Brandy snaps are sweet, crisp cookies or biscuits that are in the shape of cylinders and are filled with one of various types of creams, such as butter cream, orange cream or whipped cream. The outside of the cookie appears brittle and has a lacy or holey texture. It is about 4 inches (about 10 cm) long and almost 1 inch (about 2 cm) in diameter. Brandy snaps are frequently eaten in the Untied Kingdom, New Zealand and Australia as snacks or desserts.
A brandy snap's ingredients typically include butter, molasses, sugar, flour and ginger. Other ingredients, such as salt, also might be included. Some recipes suggest adding brandy, but this is not a requirement, despite the cookies' name.
The ingredients are mixed together in a frying pan in the shape of a pancake. The cook places the mixture in the oven to bake. While it is still hot, the biscuit or cookie is wrapped the around the handle of a wooden or stainless steel cooking spoon to give it a cylindrical shape.
Fillings vary depending on the cook’s preference and usually consist of heavy cream, confectioners’ sugar and a bit of brandy for taste. Some recipes add other sweet treats, such as finely chopped chocolate chips or graham crackers. Adding the filling usually is the last step.
Another version of these sweet biscuits is the brandy basket. It essentially is the same as a regular brandy snap but is in the shape of a cup rather than a tubular shape. Draping the hot baked biscuit over a small cylindrical object gives this desert its cup shape. Whipped cream or butter cream can be used as fillings. A brandy basket also works well for holding ice cream topped with berries.

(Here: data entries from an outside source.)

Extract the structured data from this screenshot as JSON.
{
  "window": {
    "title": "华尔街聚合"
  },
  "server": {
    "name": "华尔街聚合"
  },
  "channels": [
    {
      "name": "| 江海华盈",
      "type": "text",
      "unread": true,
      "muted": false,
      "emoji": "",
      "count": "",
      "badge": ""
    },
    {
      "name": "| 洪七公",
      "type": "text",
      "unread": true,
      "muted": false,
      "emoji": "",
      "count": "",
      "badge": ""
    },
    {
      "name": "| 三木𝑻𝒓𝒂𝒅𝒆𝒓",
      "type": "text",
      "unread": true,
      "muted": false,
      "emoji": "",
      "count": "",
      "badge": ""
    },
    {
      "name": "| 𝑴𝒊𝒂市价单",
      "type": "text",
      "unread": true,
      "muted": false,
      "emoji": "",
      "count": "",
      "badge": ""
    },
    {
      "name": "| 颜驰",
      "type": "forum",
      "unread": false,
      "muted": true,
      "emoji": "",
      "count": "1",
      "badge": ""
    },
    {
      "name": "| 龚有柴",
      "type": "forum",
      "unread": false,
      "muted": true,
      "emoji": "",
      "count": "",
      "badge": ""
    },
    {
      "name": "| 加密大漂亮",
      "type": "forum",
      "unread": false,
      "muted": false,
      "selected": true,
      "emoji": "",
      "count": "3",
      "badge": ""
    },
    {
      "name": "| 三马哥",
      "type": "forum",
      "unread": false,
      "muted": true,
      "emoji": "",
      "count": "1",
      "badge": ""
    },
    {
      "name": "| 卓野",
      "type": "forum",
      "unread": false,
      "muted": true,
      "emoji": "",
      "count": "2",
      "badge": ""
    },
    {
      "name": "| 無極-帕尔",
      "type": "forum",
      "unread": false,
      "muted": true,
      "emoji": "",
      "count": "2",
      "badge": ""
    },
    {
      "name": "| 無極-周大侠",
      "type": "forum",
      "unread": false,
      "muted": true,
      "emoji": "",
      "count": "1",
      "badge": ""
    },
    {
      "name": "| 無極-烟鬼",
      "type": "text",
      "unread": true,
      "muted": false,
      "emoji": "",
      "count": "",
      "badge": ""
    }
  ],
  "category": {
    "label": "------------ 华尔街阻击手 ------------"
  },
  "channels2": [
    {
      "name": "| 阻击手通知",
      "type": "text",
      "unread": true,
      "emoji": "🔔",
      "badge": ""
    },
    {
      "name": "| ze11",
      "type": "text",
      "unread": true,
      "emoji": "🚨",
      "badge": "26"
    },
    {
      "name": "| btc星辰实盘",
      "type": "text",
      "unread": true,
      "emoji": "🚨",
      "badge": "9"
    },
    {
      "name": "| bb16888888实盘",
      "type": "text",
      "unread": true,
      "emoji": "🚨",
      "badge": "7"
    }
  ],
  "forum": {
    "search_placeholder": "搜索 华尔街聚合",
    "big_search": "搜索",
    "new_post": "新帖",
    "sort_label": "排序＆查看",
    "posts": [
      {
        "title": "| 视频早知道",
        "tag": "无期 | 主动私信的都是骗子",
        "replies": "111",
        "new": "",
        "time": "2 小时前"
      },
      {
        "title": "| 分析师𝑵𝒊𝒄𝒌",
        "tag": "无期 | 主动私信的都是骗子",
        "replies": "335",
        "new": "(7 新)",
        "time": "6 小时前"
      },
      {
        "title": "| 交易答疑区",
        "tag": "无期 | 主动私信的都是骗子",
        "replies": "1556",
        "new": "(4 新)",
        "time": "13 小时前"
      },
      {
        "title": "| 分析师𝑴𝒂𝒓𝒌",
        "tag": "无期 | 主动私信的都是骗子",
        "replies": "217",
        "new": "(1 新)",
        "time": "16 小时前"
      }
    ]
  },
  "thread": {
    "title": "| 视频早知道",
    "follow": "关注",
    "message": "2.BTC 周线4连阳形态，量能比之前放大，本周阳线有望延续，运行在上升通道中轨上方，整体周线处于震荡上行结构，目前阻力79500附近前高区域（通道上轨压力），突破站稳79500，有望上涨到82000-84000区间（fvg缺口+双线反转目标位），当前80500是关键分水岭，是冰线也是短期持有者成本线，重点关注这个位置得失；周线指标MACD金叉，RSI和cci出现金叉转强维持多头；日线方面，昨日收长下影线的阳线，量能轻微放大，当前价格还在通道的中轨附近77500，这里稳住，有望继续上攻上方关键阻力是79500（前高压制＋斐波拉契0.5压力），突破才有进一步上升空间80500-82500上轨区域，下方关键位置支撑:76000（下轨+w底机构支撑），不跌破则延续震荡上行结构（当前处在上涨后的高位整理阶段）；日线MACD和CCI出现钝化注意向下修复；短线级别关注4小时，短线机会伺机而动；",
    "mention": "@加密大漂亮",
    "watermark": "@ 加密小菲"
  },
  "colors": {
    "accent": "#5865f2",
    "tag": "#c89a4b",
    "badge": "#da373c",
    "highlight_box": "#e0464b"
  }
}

Brandy snaps are derived from the French gaufres, or wafers, from the 14th century. In addition, the first colonists introduced this tasty sticky desert to America. Brandy snaps often were purchased at fairs in Britain, especially the Herefordshire Fair in the 1900s. During that time, these cookies came in an array of shapes and sizes. Some brandy snaps even included treacle or honey.